The PDB is distributed as files within directories. Each protein structure occupies its own file. PDB contains a huge amount of data, and it can be a challenge to deal with it. So in this section, you'll learn to deal with large numbers of files organized in directories and subdirectories.
You'll frequently find a need to write programs that manipulate large numbers of files. For example: perhaps you keep all your sequencing runs in a directory, organized into subdirectories labeled by the dates of the sequencing runs and containing whatever the sequencer produced on those days. After a few years, you could have quite a number of files.
Then, one day you discover a new sequence of DNA that seems to be implicated in cell division.
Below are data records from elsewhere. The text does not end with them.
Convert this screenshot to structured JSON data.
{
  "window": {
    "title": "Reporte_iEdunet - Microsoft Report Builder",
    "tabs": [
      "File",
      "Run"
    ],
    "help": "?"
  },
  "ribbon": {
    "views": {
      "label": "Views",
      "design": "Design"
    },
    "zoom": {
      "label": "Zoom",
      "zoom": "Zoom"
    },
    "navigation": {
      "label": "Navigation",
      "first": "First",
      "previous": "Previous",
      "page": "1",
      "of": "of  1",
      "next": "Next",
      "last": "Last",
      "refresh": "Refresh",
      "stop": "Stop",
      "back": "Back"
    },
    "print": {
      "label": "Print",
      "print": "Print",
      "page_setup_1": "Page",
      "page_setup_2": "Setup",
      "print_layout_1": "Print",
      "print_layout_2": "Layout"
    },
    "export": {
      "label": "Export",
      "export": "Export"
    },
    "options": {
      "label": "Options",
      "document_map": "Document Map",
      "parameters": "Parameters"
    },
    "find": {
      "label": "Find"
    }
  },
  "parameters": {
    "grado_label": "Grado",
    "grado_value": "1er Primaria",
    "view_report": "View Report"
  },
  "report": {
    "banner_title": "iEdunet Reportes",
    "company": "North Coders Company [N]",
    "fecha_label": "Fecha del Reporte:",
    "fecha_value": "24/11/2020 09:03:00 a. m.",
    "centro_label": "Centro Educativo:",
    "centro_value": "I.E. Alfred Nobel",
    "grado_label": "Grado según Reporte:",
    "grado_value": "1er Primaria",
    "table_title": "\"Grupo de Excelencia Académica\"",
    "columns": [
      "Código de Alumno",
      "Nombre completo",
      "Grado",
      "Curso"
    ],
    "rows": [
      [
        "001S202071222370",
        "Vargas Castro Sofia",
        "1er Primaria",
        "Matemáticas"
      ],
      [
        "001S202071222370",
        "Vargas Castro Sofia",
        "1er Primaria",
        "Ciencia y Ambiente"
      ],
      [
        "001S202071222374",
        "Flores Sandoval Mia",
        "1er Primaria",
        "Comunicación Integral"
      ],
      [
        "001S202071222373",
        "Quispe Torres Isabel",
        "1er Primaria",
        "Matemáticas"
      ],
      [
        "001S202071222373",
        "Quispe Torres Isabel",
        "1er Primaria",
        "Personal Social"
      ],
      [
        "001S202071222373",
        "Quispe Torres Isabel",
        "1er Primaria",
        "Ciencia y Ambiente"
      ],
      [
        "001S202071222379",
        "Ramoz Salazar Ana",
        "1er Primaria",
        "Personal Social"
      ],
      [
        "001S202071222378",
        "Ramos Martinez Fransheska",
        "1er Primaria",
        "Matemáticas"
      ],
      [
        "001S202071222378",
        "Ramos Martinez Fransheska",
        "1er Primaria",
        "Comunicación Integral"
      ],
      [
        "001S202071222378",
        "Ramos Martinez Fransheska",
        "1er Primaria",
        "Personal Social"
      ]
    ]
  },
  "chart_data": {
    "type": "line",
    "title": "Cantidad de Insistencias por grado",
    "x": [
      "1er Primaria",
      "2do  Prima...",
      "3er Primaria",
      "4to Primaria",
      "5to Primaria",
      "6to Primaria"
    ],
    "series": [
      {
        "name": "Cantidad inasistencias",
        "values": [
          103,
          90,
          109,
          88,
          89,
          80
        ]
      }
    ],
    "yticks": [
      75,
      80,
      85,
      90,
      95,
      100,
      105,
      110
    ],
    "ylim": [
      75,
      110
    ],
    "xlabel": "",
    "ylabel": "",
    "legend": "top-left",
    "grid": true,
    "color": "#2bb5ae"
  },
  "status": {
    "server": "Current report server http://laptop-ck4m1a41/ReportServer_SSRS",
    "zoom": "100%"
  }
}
You do a BLAST search (see Chapter 12) but find no significant hits for your new DNA. At that point you want to know whether you've seen this DNA before in any previous sequencing runs. What you need to do is run a comparison subroutine on each of the hundreds or thousands of files in all your various sequencing run subdirectories. But that's going to take several days of repetitive, boring work sitting at the computer screen.
You can write a program in much less time than that! Then all you have to do is sit back and examine the results of any significant matches your program finds. To write the program, moreover, you have to know how to manipulate all the files and folders in Perl. The following sections show you how to do it.